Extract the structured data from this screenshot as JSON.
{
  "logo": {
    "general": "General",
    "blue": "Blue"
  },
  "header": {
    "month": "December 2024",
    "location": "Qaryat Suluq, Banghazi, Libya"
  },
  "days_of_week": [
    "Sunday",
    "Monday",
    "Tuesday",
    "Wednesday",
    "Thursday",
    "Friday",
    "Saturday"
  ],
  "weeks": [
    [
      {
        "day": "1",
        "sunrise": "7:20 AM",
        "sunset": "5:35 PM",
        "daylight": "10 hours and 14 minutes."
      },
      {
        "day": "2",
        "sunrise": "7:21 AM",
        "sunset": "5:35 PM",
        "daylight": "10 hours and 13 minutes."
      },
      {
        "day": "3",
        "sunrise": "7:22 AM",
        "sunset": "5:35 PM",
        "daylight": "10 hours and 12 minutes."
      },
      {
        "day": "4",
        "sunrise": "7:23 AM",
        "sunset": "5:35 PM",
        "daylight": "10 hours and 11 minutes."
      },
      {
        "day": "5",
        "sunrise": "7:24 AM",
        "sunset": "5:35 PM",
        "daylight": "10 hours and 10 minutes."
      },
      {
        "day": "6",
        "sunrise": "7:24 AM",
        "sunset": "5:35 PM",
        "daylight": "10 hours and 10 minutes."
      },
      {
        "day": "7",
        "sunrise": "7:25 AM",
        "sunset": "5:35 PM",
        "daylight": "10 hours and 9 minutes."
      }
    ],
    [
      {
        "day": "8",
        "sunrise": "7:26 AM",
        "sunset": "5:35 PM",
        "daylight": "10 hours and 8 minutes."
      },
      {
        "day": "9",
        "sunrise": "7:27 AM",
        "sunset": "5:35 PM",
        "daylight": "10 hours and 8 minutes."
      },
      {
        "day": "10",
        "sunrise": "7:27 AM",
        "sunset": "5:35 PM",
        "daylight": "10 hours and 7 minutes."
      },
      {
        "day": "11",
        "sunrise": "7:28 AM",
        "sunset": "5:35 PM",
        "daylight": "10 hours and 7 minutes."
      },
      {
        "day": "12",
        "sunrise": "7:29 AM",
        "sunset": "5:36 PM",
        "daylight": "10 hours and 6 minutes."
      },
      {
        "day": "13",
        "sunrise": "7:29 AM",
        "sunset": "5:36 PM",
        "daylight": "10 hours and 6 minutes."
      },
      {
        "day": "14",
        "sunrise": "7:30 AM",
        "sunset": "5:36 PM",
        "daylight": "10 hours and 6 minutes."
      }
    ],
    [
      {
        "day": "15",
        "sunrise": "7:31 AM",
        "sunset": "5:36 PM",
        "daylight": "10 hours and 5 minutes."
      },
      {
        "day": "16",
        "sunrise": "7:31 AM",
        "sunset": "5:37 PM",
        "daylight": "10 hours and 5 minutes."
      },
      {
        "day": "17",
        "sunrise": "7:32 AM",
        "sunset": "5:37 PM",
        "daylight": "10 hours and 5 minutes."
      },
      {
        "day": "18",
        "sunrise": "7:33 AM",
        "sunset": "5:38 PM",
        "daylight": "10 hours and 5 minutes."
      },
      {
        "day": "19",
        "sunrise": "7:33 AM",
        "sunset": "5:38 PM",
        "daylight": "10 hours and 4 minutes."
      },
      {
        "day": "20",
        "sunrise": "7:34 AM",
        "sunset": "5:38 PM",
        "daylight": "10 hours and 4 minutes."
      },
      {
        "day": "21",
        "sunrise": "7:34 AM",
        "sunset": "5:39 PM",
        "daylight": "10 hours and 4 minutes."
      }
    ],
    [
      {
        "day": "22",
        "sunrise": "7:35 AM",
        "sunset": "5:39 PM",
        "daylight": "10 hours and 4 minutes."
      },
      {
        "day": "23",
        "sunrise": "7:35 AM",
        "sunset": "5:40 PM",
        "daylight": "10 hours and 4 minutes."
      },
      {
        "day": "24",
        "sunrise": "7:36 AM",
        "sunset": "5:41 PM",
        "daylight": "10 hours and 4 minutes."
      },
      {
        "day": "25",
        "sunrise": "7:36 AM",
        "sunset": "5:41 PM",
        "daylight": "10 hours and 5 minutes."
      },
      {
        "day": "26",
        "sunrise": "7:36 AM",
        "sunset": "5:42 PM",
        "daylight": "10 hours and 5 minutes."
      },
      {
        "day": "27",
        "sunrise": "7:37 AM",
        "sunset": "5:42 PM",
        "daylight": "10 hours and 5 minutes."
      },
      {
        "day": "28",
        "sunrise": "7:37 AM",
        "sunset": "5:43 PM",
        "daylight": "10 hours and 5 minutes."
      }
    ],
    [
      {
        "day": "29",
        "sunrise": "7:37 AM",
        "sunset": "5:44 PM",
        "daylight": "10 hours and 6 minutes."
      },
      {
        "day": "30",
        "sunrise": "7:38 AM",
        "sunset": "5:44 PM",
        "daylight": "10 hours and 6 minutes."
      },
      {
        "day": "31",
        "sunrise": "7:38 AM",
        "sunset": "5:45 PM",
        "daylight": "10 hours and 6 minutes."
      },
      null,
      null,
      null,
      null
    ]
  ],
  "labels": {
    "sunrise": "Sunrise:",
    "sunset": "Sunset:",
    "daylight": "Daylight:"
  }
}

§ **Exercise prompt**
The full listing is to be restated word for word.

§ **Solution for this problem**
Extract the structured data from this screenshot as JSON.
{
  "logo": {
    "general": "General",
    "blue": "Blue"
  },
  "header": {
    "month": "December 2024",
    "location": "Qaryat Suluq, Banghazi, Libya"
  },
  "days_of_week": [
    "Sunday",
    "Monday",
    "Tuesday",
    "Wednesday",
    "Thursday",
    "Friday",
    "Saturday"
  ],
  "weeks": [
    [
      {
        "day": "1",
        "sunrise": "7:20 AM",
        "sunset": "5:35 PM",
        "daylight": "10 hours and 14 minutes."
      },
      {
        "day": "2",
        "sunrise": "7:21 AM",
        "sunset": "5:35 PM",
        "daylight": "10 hours and 13 minutes."
      },
      {
        "day": "3",
        "sunrise": "7:22 AM",
        "sunset": "5:35 PM",
        "daylight": "10 hours and 12 minutes."
      },
      {
        "day": "4",
        "sunrise": "7:23 AM",
        "sunset": "5:35 PM",
        "daylight": "10 hours and 11 minutes."
      },
      {
        "day": "5",
        "sunrise": "7:24 AM",
        "sunset": "5:35 PM",
        "daylight": "10 hours and 10 minutes."
      },
      {
        "day": "6",
        "sunrise": "7:24 AM",
        "sunset": "5:35 PM",
        "daylight": "10 hours and 10 minutes."
      },
      {
        "day": "7",
        "sunrise": "7:25 AM",
        "sunset": "5:35 PM",
        "daylight": "10 hours and 9 minutes."
      }
    ],
    [
      {
        "day": "8",
        "sunrise": "7:26 AM",
        "sunset": "5:35 PM",
        "daylight": "10 hours and 8 minutes."
      },
      {
        "day": "9",
        "sunrise": "7:27 AM",
        "sunset": "5:35 PM",
        "daylight": "10 hours and 8 minutes."
      },
      {
        "day": "10",
        "sunrise": "7:27 AM",
        "sunset": "5:35 PM",
        "daylight": "10 hours and 7 minutes."
      },
      {
        "day": "11",
        "sunrise": "7:28 AM",
        "sunset": "5:35 PM",
        "daylight": "10 hours and 7 minutes."
      },
      {
        "day": "12",
        "sunrise": "7:29 AM",
        "sunset": "5:36 PM",
        "daylight": "10 hours and 6 minutes."
      },
      {
        "day": "13",
        "sunrise": "7:29 AM",
        "sunset": "5:36 PM",
        "daylight": "10 hours and 6 minutes."
      },
      {
        "day": "14",
        "sunrise": "7:30 AM",
        "sunset": "5:36 PM",
        "daylight": "10 hours and 6 minutes."
      }
    ],
    [
      {
        "day": "15",
        "sunrise": "7:31 AM",
        "sunset": "5:36 PM",
        "daylight": "10 hours and 5 minutes."
      },
      {
        "day": "16",
        "sunrise": "7:31 AM",
        "sunset": "5:37 PM",
        "daylight": "10 hours and 5 minutes."
      },
      {
        "day": "17",
        "sunrise": "7:32 AM",
        "sunset": "5:37 PM",
        "daylight": "10 hours and 5 minutes."
      },
      {
        "day": "18",
        "sunrise": "7:33 AM",
        "sunset": "5:38 PM",
        "daylight": "10 hours and 5 minutes."
      },
      {
        "day": "19",
        "sunrise": "7:33 AM",
        "sunset": "5:38 PM",
        "daylight": "10 hours and 4 minutes."
      },
      {
        "day": "20",
        "sunrise": "7:34 AM",
        "sunset": "5:38 PM",
        "daylight": "10 hours and 4 minutes."
      },
      {
        "day": "21",
        "sunrise": "7:34 AM",
        "sunset": "5:39 PM",
        "daylight": "10 hours and 4 minutes."
      }
    ],
    [
      {
        "day": "22",
        "sunrise": "7:35 AM",
        "sunset": "5:39 PM",
        "daylight": "10 hours and 4 minutes."
      },
      {
        "day": "23",
        "sunrise": "7:35 AM",
        "sunset": "5:40 PM",
        "daylight": "10 hours and 4 minutes."
      },
      {
        "day": "24",
        "sunrise": "7:36 AM",
        "sunset": "5:41 PM",
        "daylight": "10 hours and 4 minutes."
      },
      {
        "day": "25",
        "sunrise": "7:36 AM",
        "sunset": "5:41 PM",
        "daylight": "10 hours and 5 minutes."
      },
      {
        "day": "26",
        "sunrise": "7:36 AM",
        "sunset": "5:42 PM",
        "daylight": "10 hours and 5 minutes."
      },
      {
        "day": "27",
        "sunrise": "7:37 AM",
        "sunset": "5:42 PM",
        "daylight": "10 hours and 5 minutes."
      },
      {
        "day": "28",
        "sunrise": "7:37 AM",
        "sunset": "5:43 PM",
        "daylight": "10 hours and 5 minutes."
      }
    ],
    [
      {
        "day": "29",
        "sunrise": "7:37 AM",
        "sunset": "5:44 PM",
        "daylight": "10 hours and 6 minutes."
      },
      {
        "day": "30",
        "sunrise": "7:38 AM",
        "sunset": "5:44 PM",
        "daylight": "10 hours and 6 minutes."
      },
      {
        "day": "31",
        "sunrise": "7:38 AM",
        "sunset": "5:45 PM",
        "daylight": "10 hours and 6 minutes."
      },
      null,
      null,
      null,
      null
    ]
  ],
  "labels": {
    "sunrise": "Sunrise:",
    "sunset": "Sunset:",
    "daylight": "Daylight:"
  }
}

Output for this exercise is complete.